*** Dataset entries Section Begins ***
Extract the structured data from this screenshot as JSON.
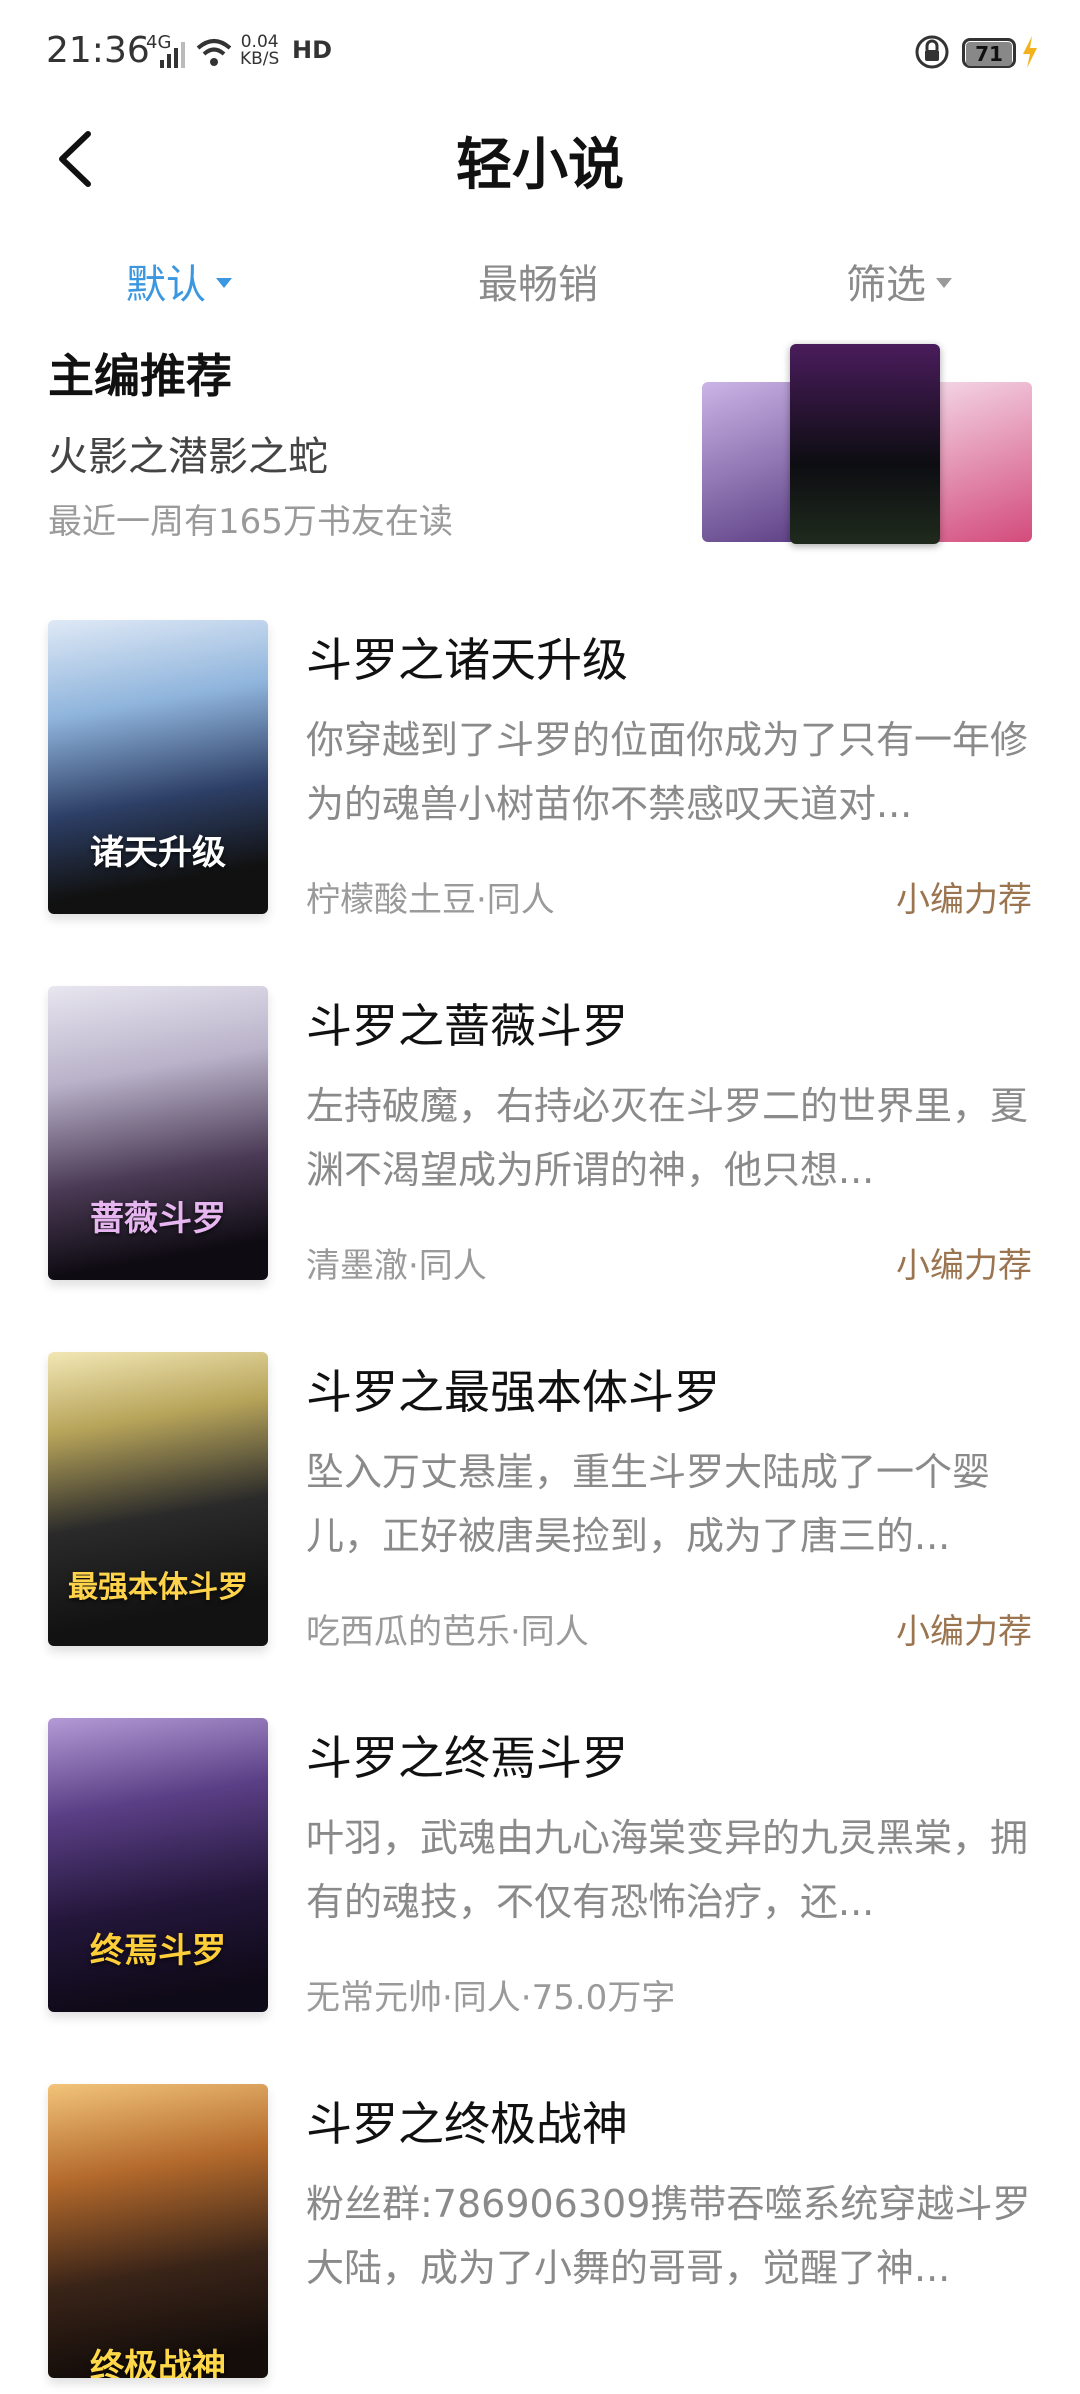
{
  "status_bar": {
    "time": "21:36",
    "network": "4G",
    "speed_top": "0.04",
    "speed_bottom": "KB/S",
    "hd": "HD",
    "battery": "71"
  },
  "header": {
    "title": "轻小说"
  },
  "tabs": [
    {
      "label": "默认",
      "active": true
    },
    {
      "label": "最畅销",
      "active": false
    },
    {
      "label": "筛选",
      "active": false
    }
  ],
  "editor_pick": {
    "heading": "主编推荐",
    "book": "火影之潜影之蛇",
    "readers": "最近一周有165万书友在读"
  },
  "books": [
    {
      "title": "斗罗之诸天升级",
      "desc": "你穿越到了斗罗的位面你成为了只有一年修为的魂兽小树苗你不禁感叹天道对...",
      "meta": "柠檬酸土豆·同人",
      "badge": "小编力荐",
      "cover_text": "诸天升级"
    },
    {
      "title": "斗罗之蔷薇斗罗",
      "desc": "左持破魔，右持必灭在斗罗二的世界里，夏渊不渴望成为所谓的神，他只想...",
      "meta": "清墨澈·同人",
      "badge": "小编力荐",
      "cover_text": "蔷薇斗罗"
    },
    {
      "title": "斗罗之最强本体斗罗",
      "desc": "坠入万丈悬崖，重生斗罗大陆成了一个婴儿，正好被唐昊捡到，成为了唐三的...",
      "meta": "吃西瓜的芭乐·同人",
      "badge": "小编力荐",
      "cover_text": "最强本体斗罗"
    },
    {
      "title": "斗罗之终焉斗罗",
      "desc": "叶羽，武魂由九心海棠变异的九灵黑棠，拥有的魂技，不仅有恐怖治疗，还...",
      "meta": "无常元帅·同人·75.0万字",
      "badge": "",
      "cover_text": "终焉斗罗"
    },
    {
      "title": "斗罗之终极战神",
      "desc": "粉丝群:786906309携带吞噬系统穿越斗罗大陆，成为了小舞的哥哥，觉醒了神...",
      "meta": "",
      "badge": "",
      "cover_text": "终极战神"
    }
  ],
  "colors": {
    "accent": "#3a97e0",
    "badge": "#9b7450",
    "muted": "#8a8a8a"
  }
}
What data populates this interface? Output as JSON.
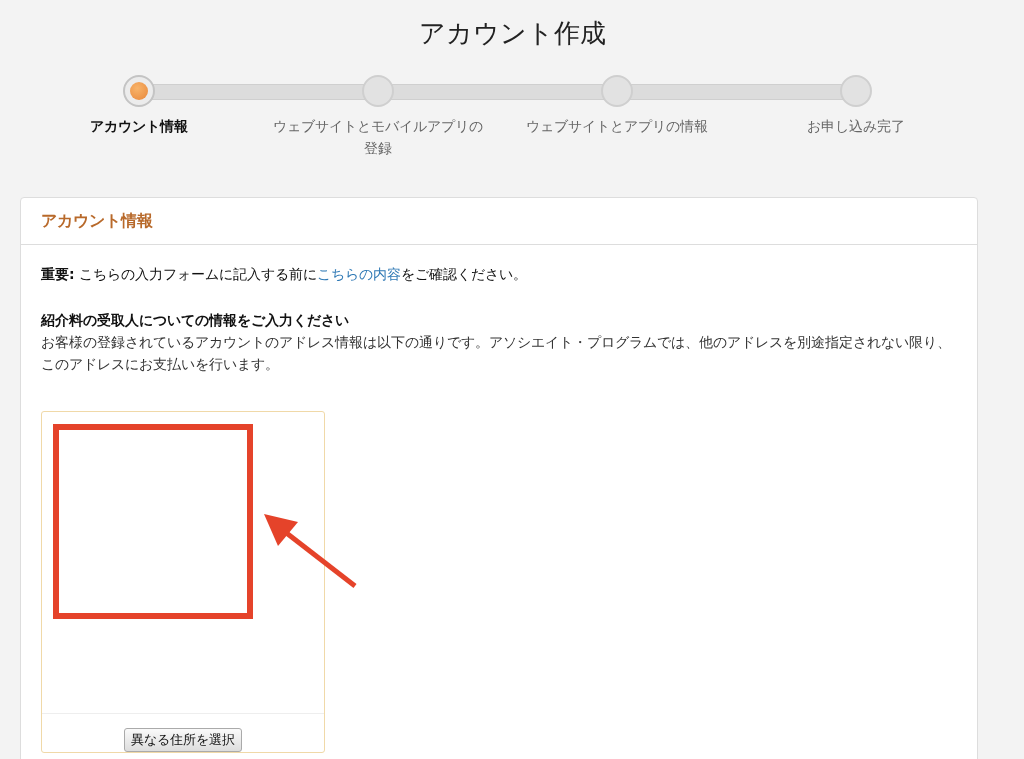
{
  "page_title": "アカウント作成",
  "steps": [
    {
      "label": "アカウント情報",
      "selected": true
    },
    {
      "label": "ウェブサイトとモバイルアプリの登録",
      "selected": false
    },
    {
      "label": "ウェブサイトとアプリの情報",
      "selected": false
    },
    {
      "label": "お申し込み完了",
      "selected": false
    }
  ],
  "section": {
    "title": "アカウント情報",
    "notice": {
      "before": "**重要:** こちらの入力フォームに記入する前に",
      "link": "こちらの内容",
      "after": "をご確認ください。"
    },
    "heading": "紹介料の受取人についての情報をご入力ください",
    "description": "お客様の登録されているアカウントのアドレス情報は以下の通りです。アソシエイト・プログラムでは、他のアドレスを別途指定されない限り、このアドレスにお支払いを行います。",
    "address_card": {
      "button": "異なる住所を選択",
      "annotation": {
        "kind": "box-arrow",
        "color": "#e5432a"
      }
    }
  }
}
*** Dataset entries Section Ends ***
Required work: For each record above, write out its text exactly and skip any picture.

Finished task:
Extract the structured data from this screenshot as JSON.
{
  "status_bar": {
    "time": "21:36",
    "network": "4G",
    "speed_top": "0.04",
    "speed_bottom": "KB/S",
    "hd": "HD",
    "battery": "71"
  },
  "header": {
    "title": "轻小说"
  },
  "tabs": [
    {
      "label": "默认",
      "active": true
    },
    {
      "label": "最畅销",
      "active": false
    },
    {
      "label": "筛选",
      "active": false
    }
  ],
  "editor_pick": {
    "heading": "主编推荐",
    "book": "火影之潜影之蛇",
    "readers": "最近一周有165万书友在读"
  },
  "books": [
    {
      "title": "斗罗之诸天升级",
      "desc": "你穿越到了斗罗的位面你成为了只有一年修为的魂兽小树苗你不禁感叹天道对...",
      "meta": "柠檬酸土豆·同人",
      "badge": "小编力荐",
      "cover_text": "诸天升级"
    },
    {
      "title": "斗罗之蔷薇斗罗",
      "desc": "左持破魔，右持必灭在斗罗二的世界里，夏渊不渴望成为所谓的神，他只想...",
      "meta": "清墨澈·同人",
      "badge": "小编力荐",
      "cover_text": "蔷薇斗罗"
    },
    {
      "title": "斗罗之最强本体斗罗",
      "desc": "坠入万丈悬崖，重生斗罗大陆成了一个婴儿，正好被唐昊捡到，成为了唐三的...",
      "meta": "吃西瓜的芭乐·同人",
      "badge": "小编力荐",
      "cover_text": "最强本体斗罗"
    },
    {
      "title": "斗罗之终焉斗罗",
      "desc": "叶羽，武魂由九心海棠变异的九灵黑棠，拥有的魂技，不仅有恐怖治疗，还...",
      "meta": "无常元帅·同人·75.0万字",
      "badge": "",
      "cover_text": "终焉斗罗"
    },
    {
      "title": "斗罗之终极战神",
      "desc": "粉丝群:786906309携带吞噬系统穿越斗罗大陆，成为了小舞的哥哥，觉醒了神...",
      "meta": "",
      "badge": "",
      "cover_text": "终极战神"
    }
  ],
  "colors": {
    "accent": "#3a97e0",
    "badge": "#9b7450",
    "muted": "#8a8a8a"
  }
}
What data populates this interface? Output as JSON.
{
  "page_title": "アカウント作成",
  "steps": [
    {
      "label": "アカウント情報",
      "selected": true
    },
    {
      "label": "ウェブサイトとモバイルアプリの登録",
      "selected": false
    },
    {
      "label": "ウェブサイトとアプリの情報",
      "selected": false
    },
    {
      "label": "お申し込み完了",
      "selected": false
    }
  ],
  "section": {
    "title": "アカウント情報",
    "notice": {
      "before": "**重要:** こちらの入力フォームに記入する前に",
      "link": "こちらの内容",
      "after": "をご確認ください。"
    },
    "heading": "紹介料の受取人についての情報をご入力ください",
    "description": "お客様の登録されているアカウントのアドレス情報は以下の通りです。アソシエイト・プログラムでは、他のアドレスを別途指定されない限り、このアドレスにお支払いを行います。",
    "address_card": {
      "button": "異なる住所を選択",
      "annotation": {
        "kind": "box-arrow",
        "color": "#e5432a"
      }
    }
  }
}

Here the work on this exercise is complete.